> TASK DIRECTIONS: Going through the entries below, copy out each line that contains "SERVICIOS".

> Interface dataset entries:
------------------------------------------------------------

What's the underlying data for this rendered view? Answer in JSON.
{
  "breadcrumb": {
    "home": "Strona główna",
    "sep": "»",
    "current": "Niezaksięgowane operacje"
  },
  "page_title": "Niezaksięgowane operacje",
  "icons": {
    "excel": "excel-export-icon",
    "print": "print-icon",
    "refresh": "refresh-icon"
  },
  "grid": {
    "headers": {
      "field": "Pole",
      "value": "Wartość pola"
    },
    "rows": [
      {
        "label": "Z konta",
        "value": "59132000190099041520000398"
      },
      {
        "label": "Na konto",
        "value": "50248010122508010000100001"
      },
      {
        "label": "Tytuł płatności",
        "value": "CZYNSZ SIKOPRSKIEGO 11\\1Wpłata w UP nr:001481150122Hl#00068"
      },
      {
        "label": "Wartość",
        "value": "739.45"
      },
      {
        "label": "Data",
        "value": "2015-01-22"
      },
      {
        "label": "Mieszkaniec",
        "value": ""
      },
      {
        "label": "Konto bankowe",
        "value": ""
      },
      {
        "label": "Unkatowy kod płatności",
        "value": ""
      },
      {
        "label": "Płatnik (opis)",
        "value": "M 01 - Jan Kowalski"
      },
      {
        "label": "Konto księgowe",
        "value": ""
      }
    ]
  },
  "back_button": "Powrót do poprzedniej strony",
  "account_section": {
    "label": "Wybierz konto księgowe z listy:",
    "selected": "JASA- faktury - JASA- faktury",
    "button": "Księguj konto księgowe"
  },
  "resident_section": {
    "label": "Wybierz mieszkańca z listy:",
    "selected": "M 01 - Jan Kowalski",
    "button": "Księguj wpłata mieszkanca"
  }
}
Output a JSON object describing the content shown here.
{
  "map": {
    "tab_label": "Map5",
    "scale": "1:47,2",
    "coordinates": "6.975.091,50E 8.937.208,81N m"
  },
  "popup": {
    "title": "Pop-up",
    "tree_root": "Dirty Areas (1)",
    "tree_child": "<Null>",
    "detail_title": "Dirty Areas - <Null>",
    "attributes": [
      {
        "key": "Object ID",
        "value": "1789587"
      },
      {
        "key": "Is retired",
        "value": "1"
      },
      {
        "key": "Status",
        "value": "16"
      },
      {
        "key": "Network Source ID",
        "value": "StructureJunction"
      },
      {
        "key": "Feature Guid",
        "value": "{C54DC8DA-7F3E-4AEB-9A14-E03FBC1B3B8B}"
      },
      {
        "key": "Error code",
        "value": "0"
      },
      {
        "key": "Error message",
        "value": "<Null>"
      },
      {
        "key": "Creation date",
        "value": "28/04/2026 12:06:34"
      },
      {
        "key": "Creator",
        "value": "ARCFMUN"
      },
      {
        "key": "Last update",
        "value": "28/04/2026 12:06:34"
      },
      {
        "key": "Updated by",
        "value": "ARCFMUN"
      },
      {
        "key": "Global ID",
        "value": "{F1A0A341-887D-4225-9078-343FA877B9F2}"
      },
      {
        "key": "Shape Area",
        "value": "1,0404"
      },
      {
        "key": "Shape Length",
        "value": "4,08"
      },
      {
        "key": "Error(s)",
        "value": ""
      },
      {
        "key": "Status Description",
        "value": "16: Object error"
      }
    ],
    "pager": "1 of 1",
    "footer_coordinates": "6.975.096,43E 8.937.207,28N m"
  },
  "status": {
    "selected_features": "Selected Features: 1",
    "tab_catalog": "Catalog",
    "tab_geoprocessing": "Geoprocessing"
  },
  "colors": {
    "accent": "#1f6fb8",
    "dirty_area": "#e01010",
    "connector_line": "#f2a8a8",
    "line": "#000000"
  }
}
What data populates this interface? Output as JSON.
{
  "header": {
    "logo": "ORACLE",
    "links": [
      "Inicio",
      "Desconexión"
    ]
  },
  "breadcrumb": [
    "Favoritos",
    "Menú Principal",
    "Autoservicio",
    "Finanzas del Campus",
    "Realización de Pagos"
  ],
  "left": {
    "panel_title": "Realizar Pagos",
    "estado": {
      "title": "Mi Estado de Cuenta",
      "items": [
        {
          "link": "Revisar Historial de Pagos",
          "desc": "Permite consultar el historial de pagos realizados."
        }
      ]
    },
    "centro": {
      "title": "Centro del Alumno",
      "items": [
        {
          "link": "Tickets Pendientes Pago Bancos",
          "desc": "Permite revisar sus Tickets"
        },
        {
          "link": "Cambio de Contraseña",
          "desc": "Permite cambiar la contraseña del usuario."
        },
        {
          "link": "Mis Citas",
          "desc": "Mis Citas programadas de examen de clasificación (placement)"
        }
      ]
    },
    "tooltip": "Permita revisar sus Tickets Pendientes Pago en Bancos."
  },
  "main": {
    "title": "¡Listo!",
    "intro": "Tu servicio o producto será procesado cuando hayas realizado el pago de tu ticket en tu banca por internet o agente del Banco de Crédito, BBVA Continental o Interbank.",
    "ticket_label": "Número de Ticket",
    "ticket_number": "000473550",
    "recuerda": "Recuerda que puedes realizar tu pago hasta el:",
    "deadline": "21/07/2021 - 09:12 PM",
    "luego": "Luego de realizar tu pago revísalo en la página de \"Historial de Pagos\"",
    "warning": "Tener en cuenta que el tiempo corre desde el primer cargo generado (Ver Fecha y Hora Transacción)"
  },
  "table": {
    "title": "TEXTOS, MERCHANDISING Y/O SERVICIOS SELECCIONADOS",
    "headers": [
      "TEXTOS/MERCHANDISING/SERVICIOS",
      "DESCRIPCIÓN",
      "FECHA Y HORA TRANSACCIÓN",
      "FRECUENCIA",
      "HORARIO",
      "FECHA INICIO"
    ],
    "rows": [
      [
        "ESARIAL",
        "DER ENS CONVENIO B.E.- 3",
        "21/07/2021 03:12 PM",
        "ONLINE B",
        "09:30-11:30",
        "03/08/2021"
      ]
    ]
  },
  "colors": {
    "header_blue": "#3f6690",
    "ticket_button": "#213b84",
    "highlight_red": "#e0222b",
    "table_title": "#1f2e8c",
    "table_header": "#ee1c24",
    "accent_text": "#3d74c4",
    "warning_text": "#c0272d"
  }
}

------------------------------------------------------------

> RESPONSE TO THE EXERCISE:
    "title": "TEXTOS, MERCHANDISING Y/O SERVICIOS SELECCIONADOS",
      "TEXTOS/MERCHANDISING/SERVICIOS",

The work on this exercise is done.